● **ABOUT THIS TASK**: Repeat the data in full. Drop every picture.
++++++++++
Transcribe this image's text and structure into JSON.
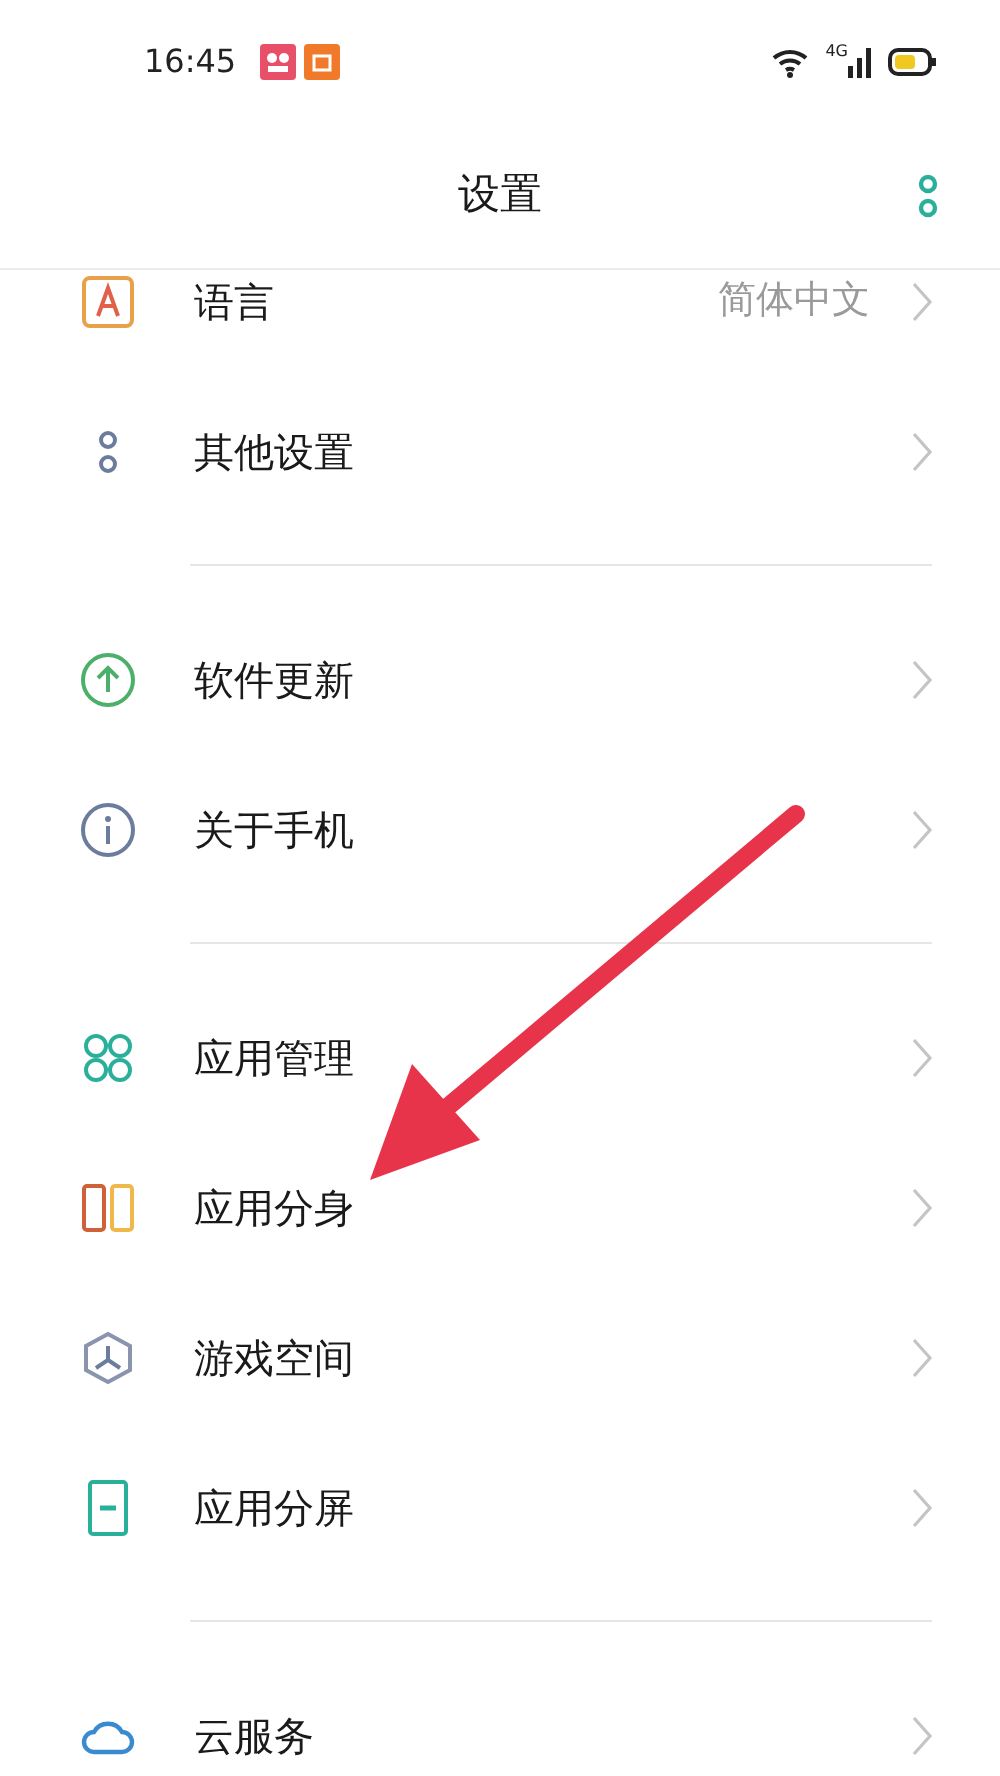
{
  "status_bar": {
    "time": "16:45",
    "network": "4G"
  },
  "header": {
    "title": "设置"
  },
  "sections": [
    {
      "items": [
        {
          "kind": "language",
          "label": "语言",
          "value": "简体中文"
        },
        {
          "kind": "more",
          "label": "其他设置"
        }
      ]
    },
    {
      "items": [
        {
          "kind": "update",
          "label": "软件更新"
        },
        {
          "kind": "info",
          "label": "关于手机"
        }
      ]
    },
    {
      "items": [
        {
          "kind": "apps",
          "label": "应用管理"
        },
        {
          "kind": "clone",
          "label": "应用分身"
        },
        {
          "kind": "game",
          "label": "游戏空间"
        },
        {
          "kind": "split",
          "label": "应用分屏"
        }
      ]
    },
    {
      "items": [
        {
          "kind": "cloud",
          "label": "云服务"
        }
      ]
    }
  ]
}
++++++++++
● **YOUR RESPONSE**:
Transcribe this image's text and structure into JSON.
{
  "status_bar": {
    "time": "16:45",
    "network": "4G"
  },
  "header": {
    "title": "设置"
  },
  "sections": [
    {
      "items": [
        {
          "kind": "language",
          "label": "语言",
          "value": "简体中文"
        },
        {
          "kind": "more",
          "label": "其他设置"
        }
      ]
    },
    {
      "items": [
        {
          "kind": "update",
          "label": "软件更新"
        },
        {
          "kind": "info",
          "label": "关于手机"
        }
      ]
    },
    {
      "items": [
        {
          "kind": "apps",
          "label": "应用管理"
        },
        {
          "kind": "clone",
          "label": "应用分身"
        },
        {
          "kind": "game",
          "label": "游戏空间"
        },
        {
          "kind": "split",
          "label": "应用分屏"
        }
      ]
    },
    {
      "items": [
        {
          "kind": "cloud",
          "label": "云服务"
        }
      ]
    }
  ]
}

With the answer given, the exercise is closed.